Signs: Poisoning in dogs is reported occasionally when the seed hulls are consumed, causing stomach upset and diarrhea.

First Aid: Stomach upset in dogs will resolve when hulls are no longer eaten.

Prevention: Do not let dogs eat walnut hulls.


Foxtail Barley, Squirreltail Barley, Wild Barley

Toxicity Rating: Moderate. Irritation from the seedheads (awns) is likely, but serious illness and death are rare.

Dangerous Parts: Seedheads (awns).

Symptoms: Irritation of the skin, mouth, ear, nose and eye, stomach irritation and abscesses.

Plant Description: This perennial weedy grass of fields, waste places and roadsides gets its name from the long, bushy flower spikes. Each long, slender, wiry bristle bears small teeth or barbs that point backwards like tiny fishhooks.

Signs: The awns of foxtail and several other types of grasses can cause mechanical irritation to the skin, eyes, ears, nose, mouth and stomach of animals. Embedded seed heads can cause local irritation and infections or become more deeply embedded in tissues and migrate into the body. Irritation and infection often develop, necessitating removal of the plant matter. Signs depend on location of the seed and can include head shaking; sneezing; discharge from the nose or eyes; rubbing at the ears, eyes, or mouth; difficulty in chewing or swallowing; and digestive disturbance. Yellow or green foxtail, rye and millet can cause similar problems.

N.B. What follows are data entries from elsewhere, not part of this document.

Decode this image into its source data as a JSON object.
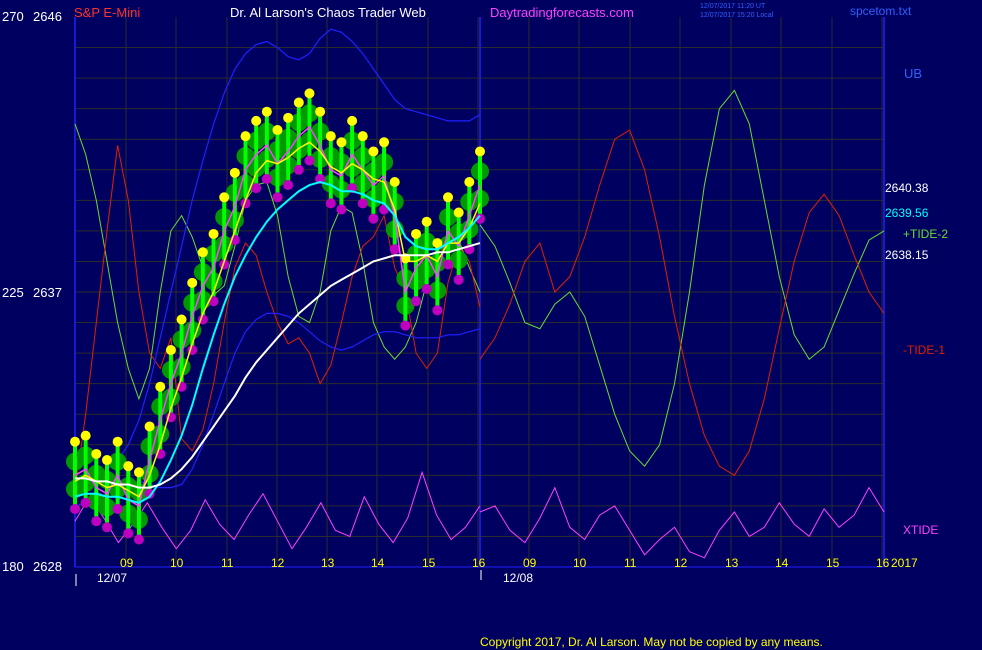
{
  "header": {
    "symbol": "S&P E-Mini",
    "title": "Dr. Al Larson's Chaos Trader Web",
    "site": "Daytradingforecasts.com",
    "timestamp_1": "12/07/2017 11:20 UT",
    "timestamp_2": "12/07/2017 15:20 Local",
    "file": "spcetom.txt"
  },
  "footer": {
    "copyright": "Copyright 2017, Dr. Al Larson. May not be copied by any means."
  },
  "colors": {
    "background": "#000060",
    "grid": "#2b2b2b",
    "cursor": "#2020ff",
    "band": "#2020ff",
    "price": "#00ff00",
    "price_halo": "#009900",
    "high_dot": "#ffff00",
    "low_dot": "#c000c0",
    "fast_avg": "#ffff00",
    "med_avg": "#ff40ff",
    "slow_avg": "#00ffff",
    "long_avg": "#ffffff",
    "tide_plus2": "#66dd33",
    "tide_minus1": "#e02000",
    "xtide": "#ff40ff",
    "text_white": "#ffffff",
    "text_yellow": "#ffff00",
    "text_red": "#ff3030",
    "text_magenta": "#ff40ff",
    "text_blue": "#3060ff"
  },
  "chart_data": {
    "type": "line",
    "title": "S&P E-Mini",
    "ylim": [
      2628,
      2646
    ],
    "left_axis": [
      {
        "left": "270",
        "right": "2646"
      },
      {
        "left": "225",
        "right": "2637"
      },
      {
        "left": "180",
        "right": "2628"
      }
    ],
    "x_hour_labels": [
      "09",
      "10",
      "11",
      "12",
      "13",
      "14",
      "15",
      "16",
      "09",
      "10",
      "11",
      "12",
      "13",
      "14",
      "15",
      "16"
    ],
    "date_labels": [
      "12/07",
      "12/08"
    ],
    "year_label": "2017",
    "right_labels": {
      "ub": "UB",
      "price_last": "2640.38",
      "slow_avg_last": "2639.56",
      "tide_plus2": "+TIDE-2",
      "long_avg_last": "2638.15",
      "tide_minus1": "-TIDE-1",
      "xtide": "XTIDE"
    },
    "price_close": [
      2631.0,
      2631.2,
      2630.6,
      2630.4,
      2631.0,
      2630.2,
      2630.0,
      2631.5,
      2632.8,
      2634.0,
      2635.0,
      2636.2,
      2637.2,
      2637.8,
      2639.0,
      2639.8,
      2641.0,
      2641.5,
      2641.8,
      2641.2,
      2641.6,
      2642.1,
      2642.4,
      2641.8,
      2641.0,
      2640.8,
      2641.5,
      2641.0,
      2640.5,
      2640.8,
      2639.5,
      2637.0,
      2637.8,
      2638.2,
      2637.5,
      2639.0,
      2638.5,
      2639.5,
      2640.5
    ],
    "avg_fast": [
      2630.8,
      2631.0,
      2630.8,
      2630.6,
      2630.7,
      2630.5,
      2630.3,
      2631.0,
      2632.0,
      2633.2,
      2634.2,
      2635.3,
      2636.3,
      2637.0,
      2638.0,
      2639.0,
      2640.0,
      2640.9,
      2641.3,
      2641.2,
      2641.4,
      2641.7,
      2641.9,
      2641.6,
      2641.1,
      2640.9,
      2641.2,
      2641.0,
      2640.7,
      2640.6,
      2639.7,
      2638.0,
      2638.0,
      2638.2,
      2638.0,
      2638.6,
      2638.6,
      2639.1,
      2639.9
    ],
    "avg_slow": [
      2630.3,
      2630.4,
      2630.4,
      2630.3,
      2630.3,
      2630.2,
      2630.1,
      2630.3,
      2630.8,
      2631.5,
      2632.3,
      2633.3,
      2634.5,
      2635.6,
      2636.6,
      2637.5,
      2638.2,
      2638.8,
      2639.3,
      2639.7,
      2640.0,
      2640.3,
      2640.5,
      2640.6,
      2640.5,
      2640.3,
      2640.3,
      2640.2,
      2640.0,
      2639.9,
      2639.5,
      2638.8,
      2638.5,
      2638.4,
      2638.4,
      2638.6,
      2638.8,
      2639.1,
      2639.5
    ],
    "avg_long": [
      2630.9,
      2630.9,
      2630.8,
      2630.8,
      2630.7,
      2630.7,
      2630.6,
      2630.6,
      2630.7,
      2630.9,
      2631.2,
      2631.6,
      2632.1,
      2632.6,
      2633.1,
      2633.6,
      2634.2,
      2634.7,
      2635.1,
      2635.5,
      2635.9,
      2636.3,
      2636.6,
      2636.9,
      2637.2,
      2637.4,
      2637.6,
      2637.8,
      2638.0,
      2638.1,
      2638.2,
      2638.2,
      2638.2,
      2638.2,
      2638.3,
      2638.3,
      2638.4,
      2638.5,
      2638.6
    ],
    "upper_band": [
      2630.5,
      2630.8,
      2631.0,
      2631.2,
      2631.5,
      2632.0,
      2632.8,
      2634.0,
      2635.5,
      2637.0,
      2638.5,
      2640.0,
      2641.3,
      2642.5,
      2643.5,
      2644.3,
      2644.8,
      2645.1,
      2645.2,
      2645.0,
      2644.7,
      2644.6,
      2644.8,
      2645.3,
      2645.6,
      2645.5,
      2645.2,
      2644.8,
      2644.3,
      2643.8,
      2643.3,
      2643.0,
      2642.9,
      2642.8,
      2642.7,
      2642.6,
      2642.6,
      2642.6,
      2642.8
    ],
    "lower_band": [
      2630.0,
      2630.1,
      2630.3,
      2630.4,
      2630.6,
      2630.7,
      2630.8,
      2630.7,
      2630.6,
      2630.6,
      2630.7,
      2631.2,
      2632.0,
      2633.0,
      2634.0,
      2635.0,
      2635.7,
      2636.1,
      2636.3,
      2636.3,
      2636.2,
      2636.0,
      2635.7,
      2635.4,
      2635.2,
      2635.1,
      2635.2,
      2635.4,
      2635.6,
      2635.7,
      2635.7,
      2635.6,
      2635.5,
      2635.5,
      2635.5,
      2635.6,
      2635.6,
      2635.7,
      2635.8
    ],
    "tide_plus2": [
      2642.5,
      2641.5,
      2640.0,
      2638.0,
      2636.0,
      2634.5,
      2633.5,
      2634.5,
      2637.0,
      2639.0,
      2639.5,
      2638.8,
      2637.8,
      2636.9,
      2637.2,
      2638.5,
      2640.0,
      2640.5,
      2640.6,
      2639.5,
      2637.5,
      2636.2,
      2636.0,
      2637.0,
      2639.0,
      2639.8,
      2639.6,
      2638.0,
      2636.0,
      2635.2,
      2634.8,
      2635.2,
      2636.0,
      2637.3,
      2638.5,
      2638.9,
      2638.7,
      2637.8,
      2637.0
    ],
    "tide_minus1": [
      2630.5,
      2633.0,
      2636.0,
      2639.0,
      2641.8,
      2640.0,
      2637.0,
      2635.0,
      2634.5,
      2635.5,
      2632.2,
      2631.8,
      2632.5,
      2634.0,
      2636.0,
      2637.8,
      2638.6,
      2638.2,
      2637.0,
      2636.0,
      2635.3,
      2635.5,
      2635.0,
      2634.0,
      2634.6,
      2636.0,
      2637.5,
      2638.5,
      2638.8,
      2639.5,
      2637.8,
      2637.0,
      2635.0,
      2634.5,
      2635.0,
      2637.3,
      2638.5,
      2638.0,
      2636.5
    ],
    "tide_future_plus2": [
      2639.2,
      2638.5,
      2637.3,
      2636.0,
      2635.8,
      2636.6,
      2637.0,
      2636.2,
      2634.6,
      2633.0,
      2631.8,
      2631.3,
      2632.0,
      2634.0,
      2637.0,
      2640.5,
      2643.0,
      2643.6,
      2642.5,
      2640.0,
      2637.5,
      2635.6,
      2634.8,
      2635.2,
      2636.4,
      2637.6,
      2638.7,
      2639.0
    ],
    "tide_future_minus1": [
      2634.8,
      2635.5,
      2636.6,
      2638.0,
      2638.6,
      2637.0,
      2637.5,
      2638.8,
      2640.5,
      2642.0,
      2642.3,
      2641.0,
      2638.8,
      2636.2,
      2634.0,
      2632.3,
      2631.3,
      2631.0,
      2631.8,
      2633.5,
      2635.8,
      2638.0,
      2639.6,
      2640.2,
      2639.5,
      2638.2,
      2637.0,
      2636.3
    ],
    "xtide": [
      2629.5,
      2630.3,
      2629.6,
      2628.8,
      2629.4,
      2630.1,
      2629.3,
      2628.6,
      2629.2,
      2630.2,
      2629.4,
      2628.9,
      2629.7,
      2630.4,
      2629.5,
      2628.6,
      2629.3,
      2630.1,
      2629.2,
      2629.0,
      2630.3,
      2629.4,
      2628.8,
      2629.6,
      2631.1,
      2629.7,
      2628.9,
      2629.3,
      2630.0
    ],
    "xtide_future": [
      2629.8,
      2630.0,
      2629.2,
      2628.8,
      2629.6,
      2630.6,
      2629.3,
      2628.9,
      2629.7,
      2630.0,
      2629.2,
      2628.4,
      2628.9,
      2629.3,
      2628.5,
      2628.3,
      2629.2,
      2629.8,
      2629.0,
      2629.3,
      2630.1,
      2629.4,
      2629.0,
      2629.9,
      2629.3,
      2629.7,
      2630.6,
      2629.8
    ]
  }
}
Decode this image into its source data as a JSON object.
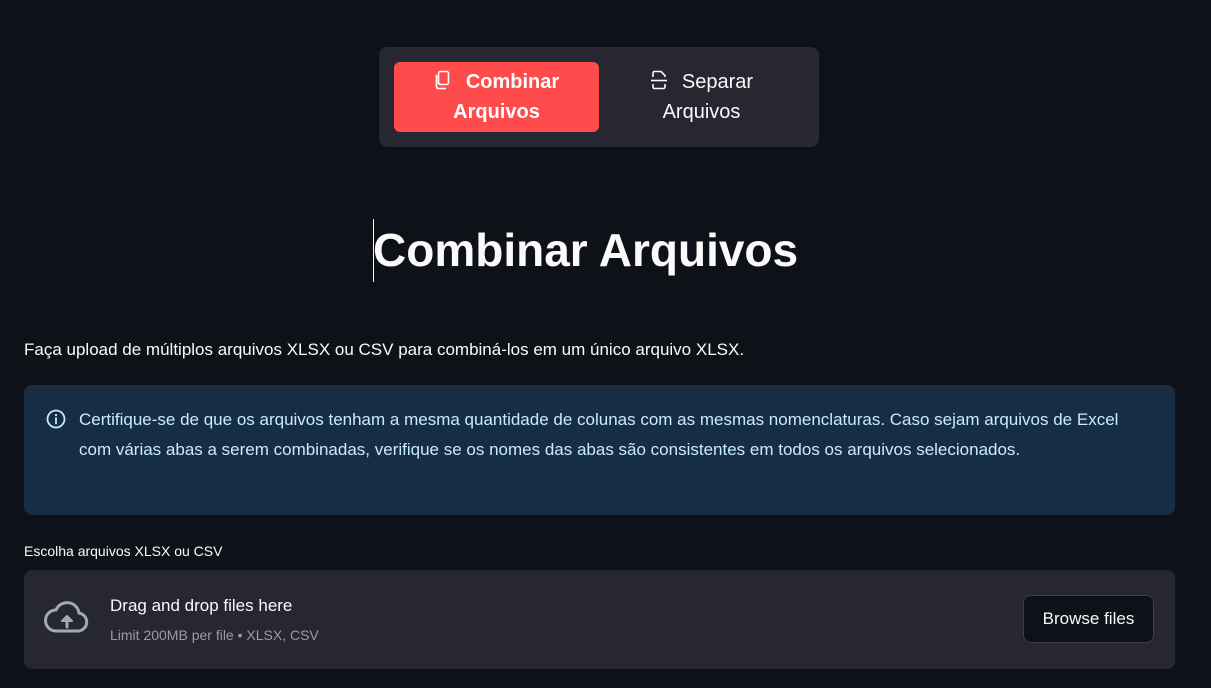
{
  "tabs": [
    {
      "label": "Combinar Arquivos",
      "icon": "copy-files-icon",
      "active": true
    },
    {
      "label": "Separar Arquivos",
      "icon": "file-split-icon",
      "active": false
    }
  ],
  "main": {
    "title": "Combinar Arquivos",
    "intro": "Faça upload de múltiplos arquivos XLSX ou CSV para combiná-los em um único arquivo XLSX.",
    "info": {
      "icon": "info-icon",
      "text": "Certifique-se de que os arquivos tenham a mesma quantidade de colunas com as mesmas nomenclaturas. Caso sejam arquivos de Excel com várias abas a serem combinadas, verifique se os nomes das abas são consistentes em todos os arquivos selecionados."
    }
  },
  "uploader": {
    "label": "Escolha arquivos XLSX ou CSV",
    "drop_title": "Drag and drop files here",
    "limit_text": "Limit 200MB per file • XLSX, CSV",
    "browse_label": "Browse files",
    "icon": "cloud-upload-icon"
  },
  "colors": {
    "background": "#0e1117",
    "accent": "#ff4b4b",
    "panel": "#262730",
    "info_bg": "#172d43",
    "info_text": "#c7ebff"
  }
}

First Aid: For minor irritation, supportive care is all that is required. Minor irritations will resolve in about a day. Contact a veterinarian if signs of irritation do not resolve, if the eyes or ears are involved, or if the animal cannot eat. Infections and abscesses require veterinary care, and some awns may need surgical removal.

Prevention: These plants are common weeds in pastures and along roadsides. If problems occur with these plants, consider mowing to reduce awn formation or otherwise removing them. The foxtail that commonly grows in the western United States is especially problematic, and animals should be kept away from this grass.